To illustrate how we use data to evaluate success, please consider the chart below.

This chart showcases the cumulative growth of BBBSKC (red line) compared to the growth of the entire BBBS network (purple line) over the past nine years.  The BBBSKC line in the chart tells a story. At an average of just over 5% growth over that time period, BBBSKC has focused on building a strong, sustainable agency. We’ve resisted the urge to change our approach and focused our marketing messaging to Bigs on the need for long-term commitment to our Littles.  We’ve resisted the urge to seek out government grants, choosing instead to invest resources toward building sustainable income, small donors, and strong corporate relationships.  We’ve maintained a commitment to our program staff, using data to manage capacity and ensure that we are both a donor efficient organization and a great place to work.  This investment in foundational programming, smart fundraising, and data-driven management has produced amazing results for our agency and our community.

We also use data to identify areas within our organization that needs additional attention.

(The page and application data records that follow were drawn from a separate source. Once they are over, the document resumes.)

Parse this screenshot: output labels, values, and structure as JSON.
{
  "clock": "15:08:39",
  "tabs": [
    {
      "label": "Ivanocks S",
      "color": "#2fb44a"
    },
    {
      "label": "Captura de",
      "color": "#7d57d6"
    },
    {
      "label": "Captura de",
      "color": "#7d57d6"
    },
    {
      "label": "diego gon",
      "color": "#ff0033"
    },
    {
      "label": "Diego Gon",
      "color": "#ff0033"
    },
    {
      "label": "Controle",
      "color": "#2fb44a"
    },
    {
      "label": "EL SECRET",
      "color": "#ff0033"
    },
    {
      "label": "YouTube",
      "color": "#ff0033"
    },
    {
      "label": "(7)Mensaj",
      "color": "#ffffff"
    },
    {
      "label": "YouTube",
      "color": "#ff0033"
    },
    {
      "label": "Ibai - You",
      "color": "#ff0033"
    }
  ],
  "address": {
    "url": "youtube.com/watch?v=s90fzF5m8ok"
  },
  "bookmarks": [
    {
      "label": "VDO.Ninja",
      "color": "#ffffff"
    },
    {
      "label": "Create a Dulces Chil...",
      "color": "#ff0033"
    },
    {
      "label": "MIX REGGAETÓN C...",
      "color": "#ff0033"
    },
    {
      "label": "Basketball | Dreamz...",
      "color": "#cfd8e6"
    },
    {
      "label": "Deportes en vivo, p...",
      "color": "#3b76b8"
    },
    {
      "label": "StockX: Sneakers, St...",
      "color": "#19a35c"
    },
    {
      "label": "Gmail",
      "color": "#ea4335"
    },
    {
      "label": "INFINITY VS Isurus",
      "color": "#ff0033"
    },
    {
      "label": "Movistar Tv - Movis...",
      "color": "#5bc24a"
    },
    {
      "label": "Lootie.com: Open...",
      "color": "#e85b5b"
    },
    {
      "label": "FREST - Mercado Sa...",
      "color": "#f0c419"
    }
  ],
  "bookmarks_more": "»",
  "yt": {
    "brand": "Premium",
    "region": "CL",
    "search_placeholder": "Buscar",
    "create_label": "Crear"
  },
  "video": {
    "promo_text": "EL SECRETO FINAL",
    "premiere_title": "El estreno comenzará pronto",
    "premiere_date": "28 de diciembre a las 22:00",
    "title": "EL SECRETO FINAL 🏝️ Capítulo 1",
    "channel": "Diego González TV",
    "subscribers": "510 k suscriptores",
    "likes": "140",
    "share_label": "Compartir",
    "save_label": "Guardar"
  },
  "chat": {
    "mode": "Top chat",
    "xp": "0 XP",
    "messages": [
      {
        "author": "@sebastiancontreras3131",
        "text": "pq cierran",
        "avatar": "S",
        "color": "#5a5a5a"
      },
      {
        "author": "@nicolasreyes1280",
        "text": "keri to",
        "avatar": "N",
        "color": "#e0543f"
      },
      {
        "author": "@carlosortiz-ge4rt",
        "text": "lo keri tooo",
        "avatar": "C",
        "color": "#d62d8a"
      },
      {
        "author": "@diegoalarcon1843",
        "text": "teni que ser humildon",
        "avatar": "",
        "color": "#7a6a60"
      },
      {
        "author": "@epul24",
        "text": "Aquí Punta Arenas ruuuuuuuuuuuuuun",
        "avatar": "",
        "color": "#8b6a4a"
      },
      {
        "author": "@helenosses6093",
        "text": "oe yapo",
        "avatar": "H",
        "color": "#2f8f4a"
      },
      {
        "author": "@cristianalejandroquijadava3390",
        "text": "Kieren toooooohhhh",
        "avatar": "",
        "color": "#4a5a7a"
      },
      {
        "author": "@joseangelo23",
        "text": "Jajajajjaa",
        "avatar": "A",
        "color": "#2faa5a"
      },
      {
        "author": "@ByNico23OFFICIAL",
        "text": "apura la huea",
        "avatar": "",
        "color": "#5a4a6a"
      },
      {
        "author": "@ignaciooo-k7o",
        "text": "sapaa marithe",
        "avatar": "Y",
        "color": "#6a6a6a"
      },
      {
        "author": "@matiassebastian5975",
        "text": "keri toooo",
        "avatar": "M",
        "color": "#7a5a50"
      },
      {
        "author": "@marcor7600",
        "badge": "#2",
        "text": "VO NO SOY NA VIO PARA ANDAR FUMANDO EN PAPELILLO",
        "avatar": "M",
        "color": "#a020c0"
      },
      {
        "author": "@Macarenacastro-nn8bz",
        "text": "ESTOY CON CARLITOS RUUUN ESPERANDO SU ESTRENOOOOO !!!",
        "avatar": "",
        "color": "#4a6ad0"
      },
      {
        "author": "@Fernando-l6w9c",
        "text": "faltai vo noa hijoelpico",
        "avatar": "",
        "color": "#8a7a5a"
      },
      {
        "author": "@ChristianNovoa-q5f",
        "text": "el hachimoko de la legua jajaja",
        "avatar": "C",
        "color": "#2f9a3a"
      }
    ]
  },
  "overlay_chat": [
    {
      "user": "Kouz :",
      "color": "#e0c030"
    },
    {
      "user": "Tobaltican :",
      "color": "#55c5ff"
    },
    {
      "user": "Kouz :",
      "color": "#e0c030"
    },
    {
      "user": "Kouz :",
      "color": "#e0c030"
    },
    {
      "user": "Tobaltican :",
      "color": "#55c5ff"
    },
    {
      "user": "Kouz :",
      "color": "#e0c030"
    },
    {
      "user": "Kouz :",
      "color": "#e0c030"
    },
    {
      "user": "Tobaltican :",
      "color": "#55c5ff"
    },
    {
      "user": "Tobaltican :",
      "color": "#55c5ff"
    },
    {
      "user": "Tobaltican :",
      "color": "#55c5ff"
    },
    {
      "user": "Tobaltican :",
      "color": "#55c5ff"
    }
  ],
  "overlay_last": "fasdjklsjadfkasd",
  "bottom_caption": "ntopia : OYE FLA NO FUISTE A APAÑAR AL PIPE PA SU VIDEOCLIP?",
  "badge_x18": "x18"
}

12 Month Retention, the percent of matches made that last at least one year, is one of the most important metrics in our business.  Research around mentoring is almost universal—for a match to have the kind of life-changing impact necessary to serve children, the mentoring relationship must be consistent (2-4 hours per week) and long-term (lasting longer than 12 months).  BBBSKC has been remarkably consistent in achieving a 12-month retention rate that ranges from 65% to 68%. However, in comparison to our national data, it is evident that the network trend is beating our own performance. In response to that, we’ve doubled down on quality review, increased our efforts to evaluate customer service, and, this summer, will host a fellow from Education Pioneers, an organization that offers data science professionals placement at successful non-profits to provide the kind of data analytics usually reserved for cutting edge business.

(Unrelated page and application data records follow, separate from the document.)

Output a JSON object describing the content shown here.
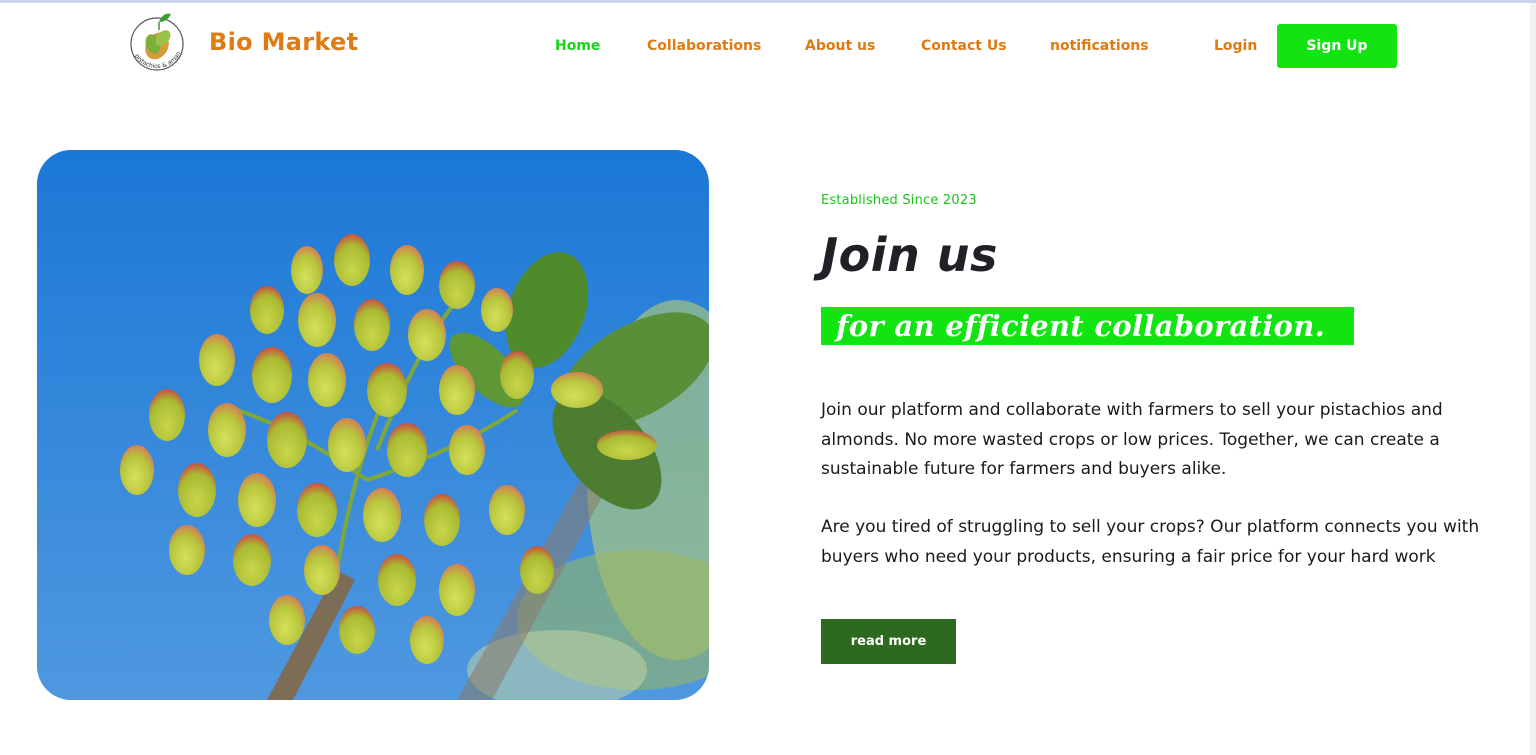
{
  "brand": {
    "name": "Bio Market",
    "logo_ring_text": "pistachios & amandes bio",
    "color": "#e07b12"
  },
  "nav": {
    "items": [
      {
        "label": "Home",
        "active": true
      },
      {
        "label": "Collaborations",
        "active": false
      },
      {
        "label": "About us",
        "active": false
      },
      {
        "label": "Contact Us",
        "active": false
      },
      {
        "label": "notifications",
        "active": false
      },
      {
        "label": "Login",
        "active": false
      }
    ],
    "signup_label": "Sign Up"
  },
  "hero": {
    "image_icon": "pistachio-photo",
    "tagline": "Established Since 2023",
    "title": "Join us",
    "highlight": "for an efficient collaboration.",
    "paragraph1": "Join our platform and collaborate with farmers to sell your pistachios and almonds. No more wasted crops or low prices. Together, we can create a sustainable future for farmers and buyers alike.",
    "paragraph2": "Are you tired of struggling to sell your crops? Our platform connects you with buyers who need your products, ensuring a fair price for your hard work",
    "read_more_label": "read more"
  },
  "colors": {
    "accent_green": "#12e412",
    "nav_orange": "#df7a12",
    "button_dark_green": "#2e6a1d"
  }
}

At BBBSKC, we value data as the best way to evaluate our impact in our community.  As we move toward another year of 100% of our 12th grade Littles graduating (three years in a row), a program defining expansion of service through our ACES program, and a fifth nomination as the best large market BBBS agency in America, this approach continues to serve our children and our community well.

Jon Hile, COO
Jon Hile, COO